[WHAT THE EXERCISE ASKS]:
Return each line of the records holding the string "title".

*** Block opens ***

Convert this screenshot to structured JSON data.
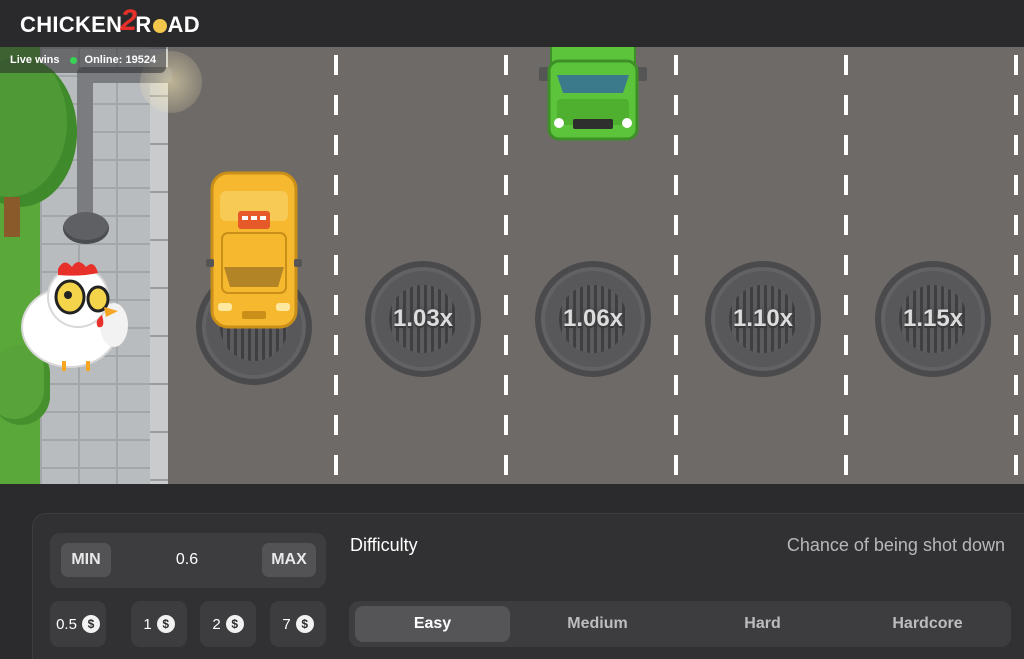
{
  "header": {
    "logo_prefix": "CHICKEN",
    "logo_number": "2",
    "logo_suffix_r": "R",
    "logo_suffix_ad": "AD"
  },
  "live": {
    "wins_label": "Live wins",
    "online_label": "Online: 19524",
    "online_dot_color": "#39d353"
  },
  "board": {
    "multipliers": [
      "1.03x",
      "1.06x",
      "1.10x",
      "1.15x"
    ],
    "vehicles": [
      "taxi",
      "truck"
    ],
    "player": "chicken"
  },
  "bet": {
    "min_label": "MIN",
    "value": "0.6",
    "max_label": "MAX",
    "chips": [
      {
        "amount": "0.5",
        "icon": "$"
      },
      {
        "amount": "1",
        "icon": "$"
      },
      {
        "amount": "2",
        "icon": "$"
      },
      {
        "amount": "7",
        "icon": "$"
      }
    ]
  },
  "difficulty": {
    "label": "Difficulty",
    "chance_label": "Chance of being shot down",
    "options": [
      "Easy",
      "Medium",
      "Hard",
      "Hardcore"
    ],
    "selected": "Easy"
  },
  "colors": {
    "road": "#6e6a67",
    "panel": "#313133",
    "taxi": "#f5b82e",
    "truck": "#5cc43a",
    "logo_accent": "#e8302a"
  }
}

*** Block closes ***
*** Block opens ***

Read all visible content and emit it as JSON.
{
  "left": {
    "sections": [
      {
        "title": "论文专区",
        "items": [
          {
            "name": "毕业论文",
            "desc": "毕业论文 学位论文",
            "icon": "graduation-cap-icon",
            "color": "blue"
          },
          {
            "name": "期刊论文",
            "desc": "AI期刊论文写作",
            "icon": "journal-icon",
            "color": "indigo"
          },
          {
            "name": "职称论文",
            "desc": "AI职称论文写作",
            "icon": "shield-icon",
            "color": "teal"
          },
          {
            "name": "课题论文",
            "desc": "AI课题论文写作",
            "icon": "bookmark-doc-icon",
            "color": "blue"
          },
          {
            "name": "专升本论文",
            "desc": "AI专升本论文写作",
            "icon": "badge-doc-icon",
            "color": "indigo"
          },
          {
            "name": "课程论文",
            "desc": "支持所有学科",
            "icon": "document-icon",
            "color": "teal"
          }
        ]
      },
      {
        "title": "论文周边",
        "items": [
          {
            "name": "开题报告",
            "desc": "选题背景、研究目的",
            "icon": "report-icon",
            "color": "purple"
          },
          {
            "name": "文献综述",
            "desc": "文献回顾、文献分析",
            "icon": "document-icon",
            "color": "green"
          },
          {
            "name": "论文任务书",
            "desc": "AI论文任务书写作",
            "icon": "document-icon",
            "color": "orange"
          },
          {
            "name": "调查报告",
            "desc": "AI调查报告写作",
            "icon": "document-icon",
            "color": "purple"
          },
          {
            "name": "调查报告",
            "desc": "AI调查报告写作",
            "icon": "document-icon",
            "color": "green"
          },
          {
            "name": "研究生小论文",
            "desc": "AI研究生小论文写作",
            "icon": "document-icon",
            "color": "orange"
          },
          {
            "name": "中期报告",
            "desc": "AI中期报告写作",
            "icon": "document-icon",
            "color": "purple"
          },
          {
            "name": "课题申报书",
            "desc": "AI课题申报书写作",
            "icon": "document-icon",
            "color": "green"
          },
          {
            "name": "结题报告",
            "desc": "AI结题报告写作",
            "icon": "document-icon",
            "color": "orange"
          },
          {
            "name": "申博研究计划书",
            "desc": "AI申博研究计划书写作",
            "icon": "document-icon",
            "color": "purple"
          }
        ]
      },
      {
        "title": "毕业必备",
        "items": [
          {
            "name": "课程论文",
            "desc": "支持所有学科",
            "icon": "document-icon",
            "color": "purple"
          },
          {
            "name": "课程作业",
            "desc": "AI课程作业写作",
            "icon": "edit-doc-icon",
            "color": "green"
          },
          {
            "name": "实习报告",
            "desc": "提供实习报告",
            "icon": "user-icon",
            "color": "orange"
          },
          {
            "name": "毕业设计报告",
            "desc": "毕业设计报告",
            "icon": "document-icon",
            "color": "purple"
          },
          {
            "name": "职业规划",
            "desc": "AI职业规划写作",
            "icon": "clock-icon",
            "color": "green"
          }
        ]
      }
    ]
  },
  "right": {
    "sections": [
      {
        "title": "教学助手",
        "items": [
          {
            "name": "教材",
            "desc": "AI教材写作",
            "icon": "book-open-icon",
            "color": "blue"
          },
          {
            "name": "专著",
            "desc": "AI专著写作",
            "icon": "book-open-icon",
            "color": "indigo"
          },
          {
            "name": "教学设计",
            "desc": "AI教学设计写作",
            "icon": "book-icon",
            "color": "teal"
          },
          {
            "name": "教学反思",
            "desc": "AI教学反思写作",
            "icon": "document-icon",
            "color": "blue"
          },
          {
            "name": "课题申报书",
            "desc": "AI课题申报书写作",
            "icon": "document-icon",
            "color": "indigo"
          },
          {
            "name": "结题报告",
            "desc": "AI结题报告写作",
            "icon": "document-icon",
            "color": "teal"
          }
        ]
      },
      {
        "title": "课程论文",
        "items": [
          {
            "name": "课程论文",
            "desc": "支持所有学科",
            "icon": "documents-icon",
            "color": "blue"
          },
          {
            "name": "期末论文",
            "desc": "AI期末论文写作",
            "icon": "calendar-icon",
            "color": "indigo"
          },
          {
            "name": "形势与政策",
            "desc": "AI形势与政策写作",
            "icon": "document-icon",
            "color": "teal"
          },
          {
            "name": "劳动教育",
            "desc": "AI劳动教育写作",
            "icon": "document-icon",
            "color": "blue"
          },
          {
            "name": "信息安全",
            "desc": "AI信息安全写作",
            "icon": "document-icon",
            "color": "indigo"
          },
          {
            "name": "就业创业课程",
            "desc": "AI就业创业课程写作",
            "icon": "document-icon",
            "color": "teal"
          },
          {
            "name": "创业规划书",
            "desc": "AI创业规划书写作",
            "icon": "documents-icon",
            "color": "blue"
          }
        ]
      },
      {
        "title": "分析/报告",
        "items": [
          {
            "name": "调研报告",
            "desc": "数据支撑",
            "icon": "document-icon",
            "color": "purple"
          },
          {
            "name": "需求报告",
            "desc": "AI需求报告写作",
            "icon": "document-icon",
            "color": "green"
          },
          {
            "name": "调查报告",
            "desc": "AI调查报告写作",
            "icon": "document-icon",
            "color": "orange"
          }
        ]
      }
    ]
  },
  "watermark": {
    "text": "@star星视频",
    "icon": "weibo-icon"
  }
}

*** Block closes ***

[ANSWER FOR THE TASK]:
        "title": "论文专区",
        "title": "论文周边",
        "title": "毕业必备",
        "title": "教学助手",
        "title": "课程论文",
        "title": "分析/报告",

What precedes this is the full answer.